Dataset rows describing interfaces
* * * *
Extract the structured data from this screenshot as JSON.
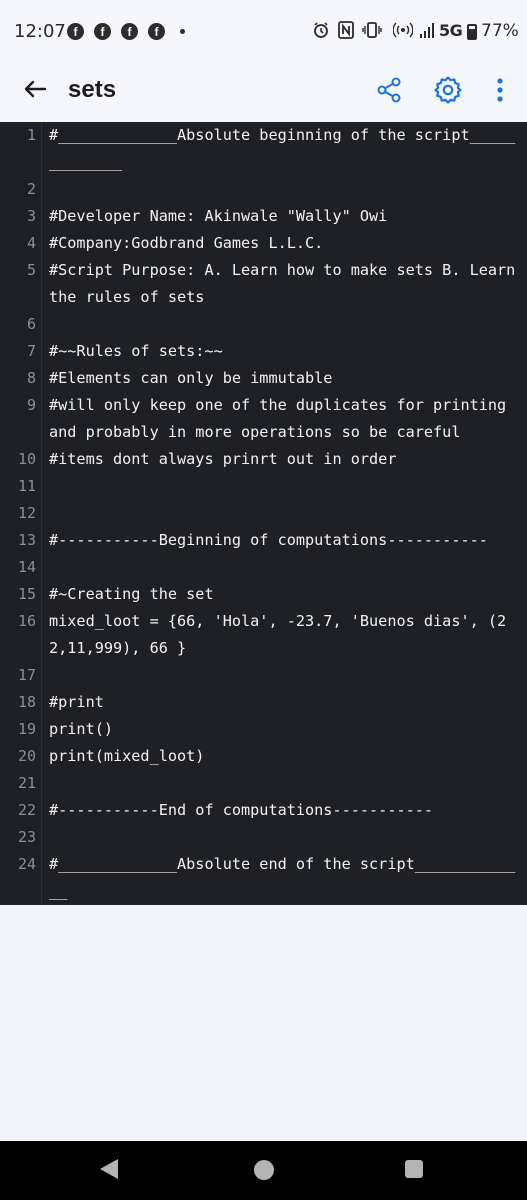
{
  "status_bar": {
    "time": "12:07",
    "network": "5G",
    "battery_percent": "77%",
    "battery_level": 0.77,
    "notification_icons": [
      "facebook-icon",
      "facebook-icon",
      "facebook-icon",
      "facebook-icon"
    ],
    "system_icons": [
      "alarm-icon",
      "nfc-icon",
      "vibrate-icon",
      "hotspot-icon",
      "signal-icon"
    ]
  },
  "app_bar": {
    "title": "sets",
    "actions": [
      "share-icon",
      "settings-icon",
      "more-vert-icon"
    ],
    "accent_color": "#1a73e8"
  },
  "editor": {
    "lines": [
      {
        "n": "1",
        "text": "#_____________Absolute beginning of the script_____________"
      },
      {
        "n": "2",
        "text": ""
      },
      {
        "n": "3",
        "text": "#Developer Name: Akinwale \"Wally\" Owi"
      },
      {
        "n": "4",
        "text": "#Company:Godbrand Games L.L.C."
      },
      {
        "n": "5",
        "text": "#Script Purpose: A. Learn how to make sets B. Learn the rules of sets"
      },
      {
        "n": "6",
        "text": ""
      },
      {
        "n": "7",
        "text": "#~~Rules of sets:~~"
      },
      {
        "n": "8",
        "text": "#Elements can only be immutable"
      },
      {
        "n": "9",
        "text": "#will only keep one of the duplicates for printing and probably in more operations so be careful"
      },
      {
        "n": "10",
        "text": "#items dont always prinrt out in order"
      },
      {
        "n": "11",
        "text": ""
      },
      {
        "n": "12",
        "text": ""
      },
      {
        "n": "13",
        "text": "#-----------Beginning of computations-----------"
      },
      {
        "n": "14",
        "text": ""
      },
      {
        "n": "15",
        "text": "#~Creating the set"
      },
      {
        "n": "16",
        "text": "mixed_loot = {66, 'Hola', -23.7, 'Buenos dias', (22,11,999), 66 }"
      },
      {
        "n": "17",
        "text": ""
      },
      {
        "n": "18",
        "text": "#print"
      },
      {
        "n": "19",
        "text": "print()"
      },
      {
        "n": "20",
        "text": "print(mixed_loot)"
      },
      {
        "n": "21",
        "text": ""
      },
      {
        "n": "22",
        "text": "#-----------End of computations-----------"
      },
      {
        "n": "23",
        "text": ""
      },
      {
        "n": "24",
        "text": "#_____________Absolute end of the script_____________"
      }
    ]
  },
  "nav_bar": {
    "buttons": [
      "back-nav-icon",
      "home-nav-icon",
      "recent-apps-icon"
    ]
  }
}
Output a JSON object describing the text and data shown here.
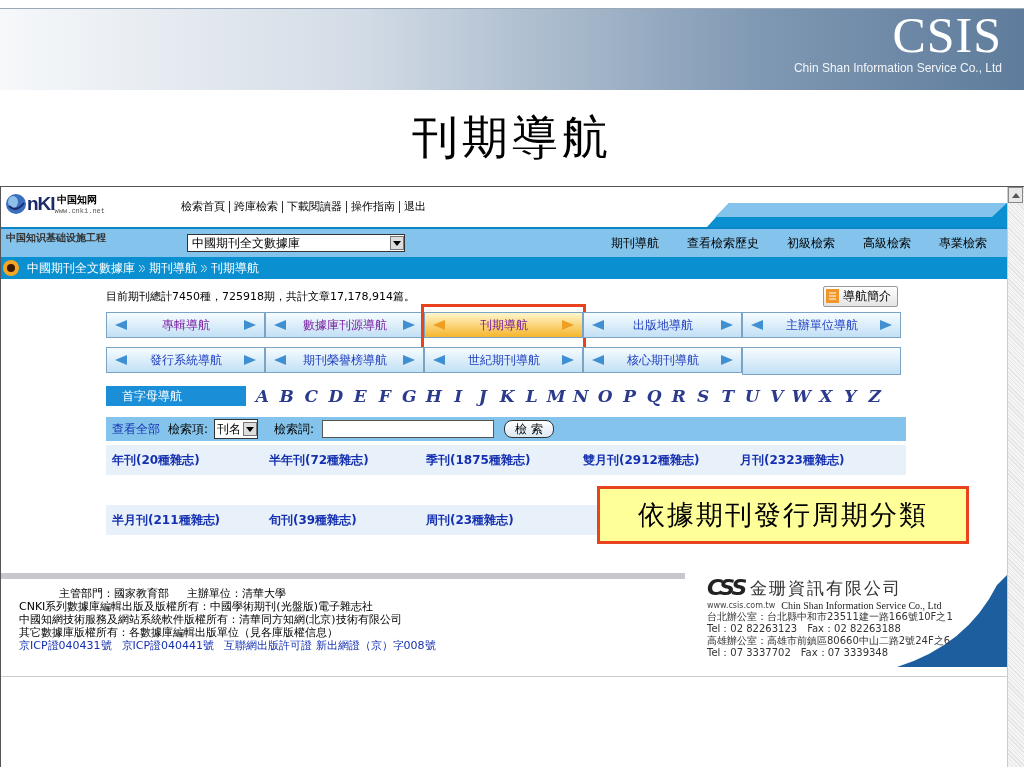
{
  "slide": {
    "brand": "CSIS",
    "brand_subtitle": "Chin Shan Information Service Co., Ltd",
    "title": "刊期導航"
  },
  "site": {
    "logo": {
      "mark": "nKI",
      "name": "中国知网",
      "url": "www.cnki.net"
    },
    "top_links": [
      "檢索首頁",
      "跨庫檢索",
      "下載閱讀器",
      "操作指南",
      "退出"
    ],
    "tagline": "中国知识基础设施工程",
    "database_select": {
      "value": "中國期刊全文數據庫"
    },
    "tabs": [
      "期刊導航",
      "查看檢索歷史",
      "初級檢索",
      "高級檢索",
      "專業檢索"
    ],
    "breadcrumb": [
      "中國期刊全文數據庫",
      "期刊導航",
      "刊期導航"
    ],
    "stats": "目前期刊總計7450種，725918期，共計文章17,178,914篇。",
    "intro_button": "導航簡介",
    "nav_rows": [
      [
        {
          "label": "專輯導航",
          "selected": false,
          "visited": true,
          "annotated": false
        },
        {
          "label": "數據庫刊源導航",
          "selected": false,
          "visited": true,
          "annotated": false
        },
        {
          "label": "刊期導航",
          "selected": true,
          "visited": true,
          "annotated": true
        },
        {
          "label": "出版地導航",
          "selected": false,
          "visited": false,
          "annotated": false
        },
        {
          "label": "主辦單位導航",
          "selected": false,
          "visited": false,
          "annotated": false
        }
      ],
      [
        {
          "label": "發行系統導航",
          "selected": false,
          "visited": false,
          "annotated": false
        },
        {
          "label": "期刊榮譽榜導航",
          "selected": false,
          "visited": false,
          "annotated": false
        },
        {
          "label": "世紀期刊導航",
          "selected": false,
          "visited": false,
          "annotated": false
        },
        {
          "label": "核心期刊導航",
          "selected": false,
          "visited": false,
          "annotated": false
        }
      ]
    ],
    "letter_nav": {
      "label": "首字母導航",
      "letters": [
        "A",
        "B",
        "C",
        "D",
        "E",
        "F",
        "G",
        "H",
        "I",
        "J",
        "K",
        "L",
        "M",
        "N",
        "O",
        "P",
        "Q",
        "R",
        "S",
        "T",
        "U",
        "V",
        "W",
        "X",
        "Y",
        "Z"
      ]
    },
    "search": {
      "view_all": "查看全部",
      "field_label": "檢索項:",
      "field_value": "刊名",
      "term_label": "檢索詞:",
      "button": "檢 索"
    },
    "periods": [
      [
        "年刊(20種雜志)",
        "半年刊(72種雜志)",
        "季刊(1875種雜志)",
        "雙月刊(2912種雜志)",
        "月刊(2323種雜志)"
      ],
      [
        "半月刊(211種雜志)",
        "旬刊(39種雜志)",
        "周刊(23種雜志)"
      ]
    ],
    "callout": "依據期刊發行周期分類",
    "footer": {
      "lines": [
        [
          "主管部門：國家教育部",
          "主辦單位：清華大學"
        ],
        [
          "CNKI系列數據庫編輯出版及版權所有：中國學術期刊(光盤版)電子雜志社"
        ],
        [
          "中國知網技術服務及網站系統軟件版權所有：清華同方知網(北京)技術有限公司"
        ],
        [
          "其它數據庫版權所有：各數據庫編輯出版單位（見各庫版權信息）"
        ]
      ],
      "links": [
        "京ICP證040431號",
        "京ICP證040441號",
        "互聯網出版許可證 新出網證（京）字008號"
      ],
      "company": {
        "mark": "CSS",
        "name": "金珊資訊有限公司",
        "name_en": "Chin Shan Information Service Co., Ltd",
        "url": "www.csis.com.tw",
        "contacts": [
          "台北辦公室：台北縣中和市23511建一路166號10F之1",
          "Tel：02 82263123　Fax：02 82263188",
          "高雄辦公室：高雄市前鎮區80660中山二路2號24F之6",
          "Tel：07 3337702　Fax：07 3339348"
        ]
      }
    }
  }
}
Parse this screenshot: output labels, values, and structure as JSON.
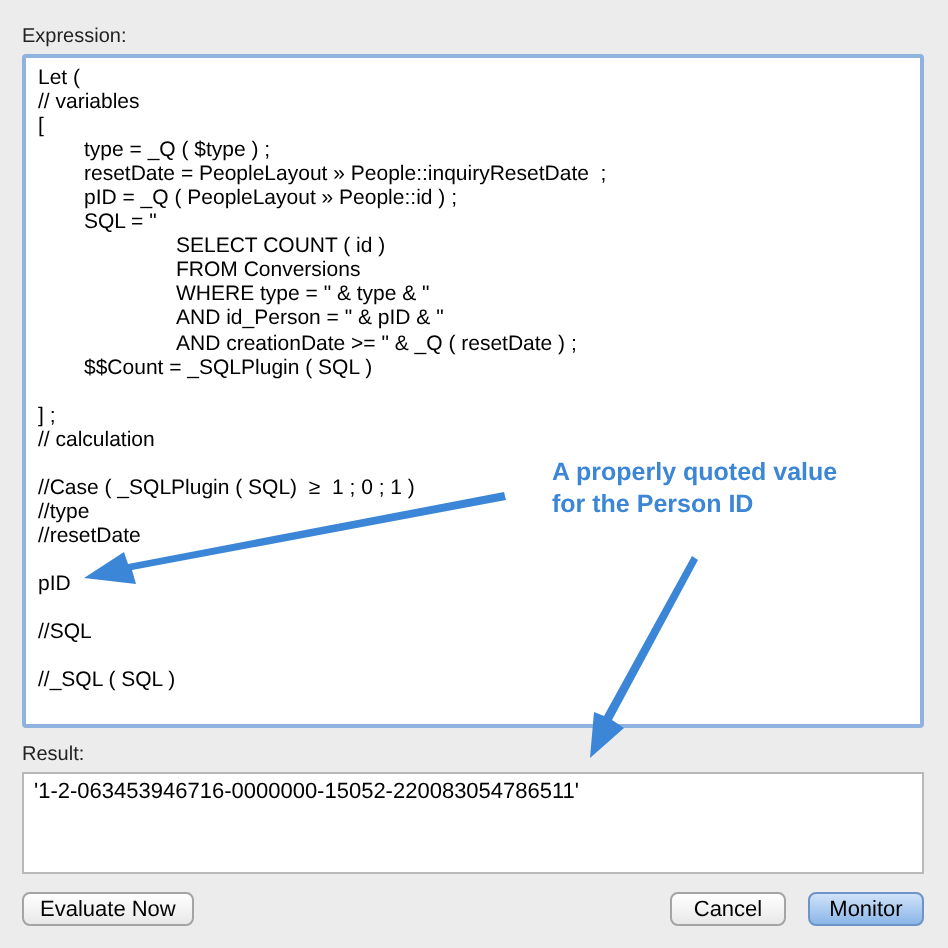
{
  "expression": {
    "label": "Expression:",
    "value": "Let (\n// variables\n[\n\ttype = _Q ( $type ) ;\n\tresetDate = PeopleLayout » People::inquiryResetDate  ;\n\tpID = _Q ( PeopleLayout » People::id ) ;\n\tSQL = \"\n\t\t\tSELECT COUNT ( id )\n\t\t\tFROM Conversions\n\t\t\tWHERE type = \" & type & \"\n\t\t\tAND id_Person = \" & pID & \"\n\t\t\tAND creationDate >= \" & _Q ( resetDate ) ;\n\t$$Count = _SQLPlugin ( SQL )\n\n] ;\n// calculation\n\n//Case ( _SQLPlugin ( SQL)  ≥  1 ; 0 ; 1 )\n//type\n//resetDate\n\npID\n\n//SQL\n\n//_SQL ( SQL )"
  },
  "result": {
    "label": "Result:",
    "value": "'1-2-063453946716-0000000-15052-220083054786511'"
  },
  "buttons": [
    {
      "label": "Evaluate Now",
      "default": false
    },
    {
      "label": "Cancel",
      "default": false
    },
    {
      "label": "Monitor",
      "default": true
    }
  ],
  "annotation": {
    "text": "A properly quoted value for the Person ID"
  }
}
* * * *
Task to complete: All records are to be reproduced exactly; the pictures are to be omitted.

Your solution:
Extract the structured data from this screenshot as JSON.
{
  "status_bar": {
    "time": "12:07",
    "network": "5G",
    "battery_percent": "77%",
    "battery_level": 0.77,
    "notification_icons": [
      "facebook-icon",
      "facebook-icon",
      "facebook-icon",
      "facebook-icon"
    ],
    "system_icons": [
      "alarm-icon",
      "nfc-icon",
      "vibrate-icon",
      "hotspot-icon",
      "signal-icon"
    ]
  },
  "app_bar": {
    "title": "sets",
    "actions": [
      "share-icon",
      "settings-icon",
      "more-vert-icon"
    ],
    "accent_color": "#1a73e8"
  },
  "editor": {
    "lines": [
      {
        "n": "1",
        "text": "#_____________Absolute beginning of the script_____________"
      },
      {
        "n": "2",
        "text": ""
      },
      {
        "n": "3",
        "text": "#Developer Name: Akinwale \"Wally\" Owi"
      },
      {
        "n": "4",
        "text": "#Company:Godbrand Games L.L.C."
      },
      {
        "n": "5",
        "text": "#Script Purpose: A. Learn how to make sets B. Learn the rules of sets"
      },
      {
        "n": "6",
        "text": ""
      },
      {
        "n": "7",
        "text": "#~~Rules of sets:~~"
      },
      {
        "n": "8",
        "text": "#Elements can only be immutable"
      },
      {
        "n": "9",
        "text": "#will only keep one of the duplicates for printing and probably in more operations so be careful"
      },
      {
        "n": "10",
        "text": "#items dont always prinrt out in order"
      },
      {
        "n": "11",
        "text": ""
      },
      {
        "n": "12",
        "text": ""
      },
      {
        "n": "13",
        "text": "#-----------Beginning of computations-----------"
      },
      {
        "n": "14",
        "text": ""
      },
      {
        "n": "15",
        "text": "#~Creating the set"
      },
      {
        "n": "16",
        "text": "mixed_loot = {66, 'Hola', -23.7, 'Buenos dias', (22,11,999), 66 }"
      },
      {
        "n": "17",
        "text": ""
      },
      {
        "n": "18",
        "text": "#print"
      },
      {
        "n": "19",
        "text": "print()"
      },
      {
        "n": "20",
        "text": "print(mixed_loot)"
      },
      {
        "n": "21",
        "text": ""
      },
      {
        "n": "22",
        "text": "#-----------End of computations-----------"
      },
      {
        "n": "23",
        "text": ""
      },
      {
        "n": "24",
        "text": "#_____________Absolute end of the script_____________"
      }
    ]
  },
  "nav_bar": {
    "buttons": [
      "back-nav-icon",
      "home-nav-icon",
      "recent-apps-icon"
    ]
  }
}
Output a JSON object describing the text and data shown here.
{
  "slide": {
    "brand": "CSIS",
    "brand_subtitle": "Chin Shan Information Service Co., Ltd",
    "title": "刊期導航"
  },
  "site": {
    "logo": {
      "mark": "nKI",
      "name": "中国知网",
      "url": "www.cnki.net"
    },
    "top_links": [
      "檢索首頁",
      "跨庫檢索",
      "下載閱讀器",
      "操作指南",
      "退出"
    ],
    "tagline": "中国知识基础设施工程",
    "database_select": {
      "value": "中國期刊全文數據庫"
    },
    "tabs": [
      "期刊導航",
      "查看檢索歷史",
      "初級檢索",
      "高級檢索",
      "專業檢索"
    ],
    "breadcrumb": [
      "中國期刊全文數據庫",
      "期刊導航",
      "刊期導航"
    ],
    "stats": "目前期刊總計7450種，725918期，共計文章17,178,914篇。",
    "intro_button": "導航簡介",
    "nav_rows": [
      [
        {
          "label": "專輯導航",
          "selected": false,
          "visited": true,
          "annotated": false
        },
        {
          "label": "數據庫刊源導航",
          "selected": false,
          "visited": true,
          "annotated": false
        },
        {
          "label": "刊期導航",
          "selected": true,
          "visited": true,
          "annotated": true
        },
        {
          "label": "出版地導航",
          "selected": false,
          "visited": false,
          "annotated": false
        },
        {
          "label": "主辦單位導航",
          "selected": false,
          "visited": false,
          "annotated": false
        }
      ],
      [
        {
          "label": "發行系統導航",
          "selected": false,
          "visited": false,
          "annotated": false
        },
        {
          "label": "期刊榮譽榜導航",
          "selected": false,
          "visited": false,
          "annotated": false
        },
        {
          "label": "世紀期刊導航",
          "selected": false,
          "visited": false,
          "annotated": false
        },
        {
          "label": "核心期刊導航",
          "selected": false,
          "visited": false,
          "annotated": false
        }
      ]
    ],
    "letter_nav": {
      "label": "首字母導航",
      "letters": [
        "A",
        "B",
        "C",
        "D",
        "E",
        "F",
        "G",
        "H",
        "I",
        "J",
        "K",
        "L",
        "M",
        "N",
        "O",
        "P",
        "Q",
        "R",
        "S",
        "T",
        "U",
        "V",
        "W",
        "X",
        "Y",
        "Z"
      ]
    },
    "search": {
      "view_all": "查看全部",
      "field_label": "檢索項:",
      "field_value": "刊名",
      "term_label": "檢索詞:",
      "button": "檢 索"
    },
    "periods": [
      [
        "年刊(20種雜志)",
        "半年刊(72種雜志)",
        "季刊(1875種雜志)",
        "雙月刊(2912種雜志)",
        "月刊(2323種雜志)"
      ],
      [
        "半月刊(211種雜志)",
        "旬刊(39種雜志)",
        "周刊(23種雜志)"
      ]
    ],
    "callout": "依據期刊發行周期分類",
    "footer": {
      "lines": [
        [
          "主管部門：國家教育部",
          "主辦單位：清華大學"
        ],
        [
          "CNKI系列數據庫編輯出版及版權所有：中國學術期刊(光盤版)電子雜志社"
        ],
        [
          "中國知網技術服務及網站系統軟件版權所有：清華同方知網(北京)技術有限公司"
        ],
        [
          "其它數據庫版權所有：各數據庫編輯出版單位（見各庫版權信息）"
        ]
      ],
      "links": [
        "京ICP證040431號",
        "京ICP證040441號",
        "互聯網出版許可證 新出網證（京）字008號"
      ],
      "company": {
        "mark": "CSS",
        "name": "金珊資訊有限公司",
        "name_en": "Chin Shan Information Service Co., Ltd",
        "url": "www.csis.com.tw",
        "contacts": [
          "台北辦公室：台北縣中和市23511建一路166號10F之1",
          "Tel：02 82263123　Fax：02 82263188",
          "高雄辦公室：高雄市前鎮區80660中山二路2號24F之6",
          "Tel：07 3337702　Fax：07 3339348"
        ]
      }
    }
  }
}
Parse this screenshot: output labels, values, and structure as JSON.
{
  "expression": {
    "label": "Expression:",
    "value": "Let (\n// variables\n[\n\ttype = _Q ( $type ) ;\n\tresetDate = PeopleLayout » People::inquiryResetDate  ;\n\tpID = _Q ( PeopleLayout » People::id ) ;\n\tSQL = \"\n\t\t\tSELECT COUNT ( id )\n\t\t\tFROM Conversions\n\t\t\tWHERE type = \" & type & \"\n\t\t\tAND id_Person = \" & pID & \"\n\t\t\tAND creationDate >= \" & _Q ( resetDate ) ;\n\t$$Count = _SQLPlugin ( SQL )\n\n] ;\n// calculation\n\n//Case ( _SQLPlugin ( SQL)  ≥  1 ; 0 ; 1 )\n//type\n//resetDate\n\npID\n\n//SQL\n\n//_SQL ( SQL )"
  },
  "result": {
    "label": "Result:",
    "value": "'1-2-063453946716-0000000-15052-220083054786511'"
  },
  "buttons": [
    {
      "label": "Evaluate Now",
      "default": false
    },
    {
      "label": "Cancel",
      "default": false
    },
    {
      "label": "Monitor",
      "default": true
    }
  ],
  "annotation": {
    "text": "A properly quoted value for the Person ID"
  }
}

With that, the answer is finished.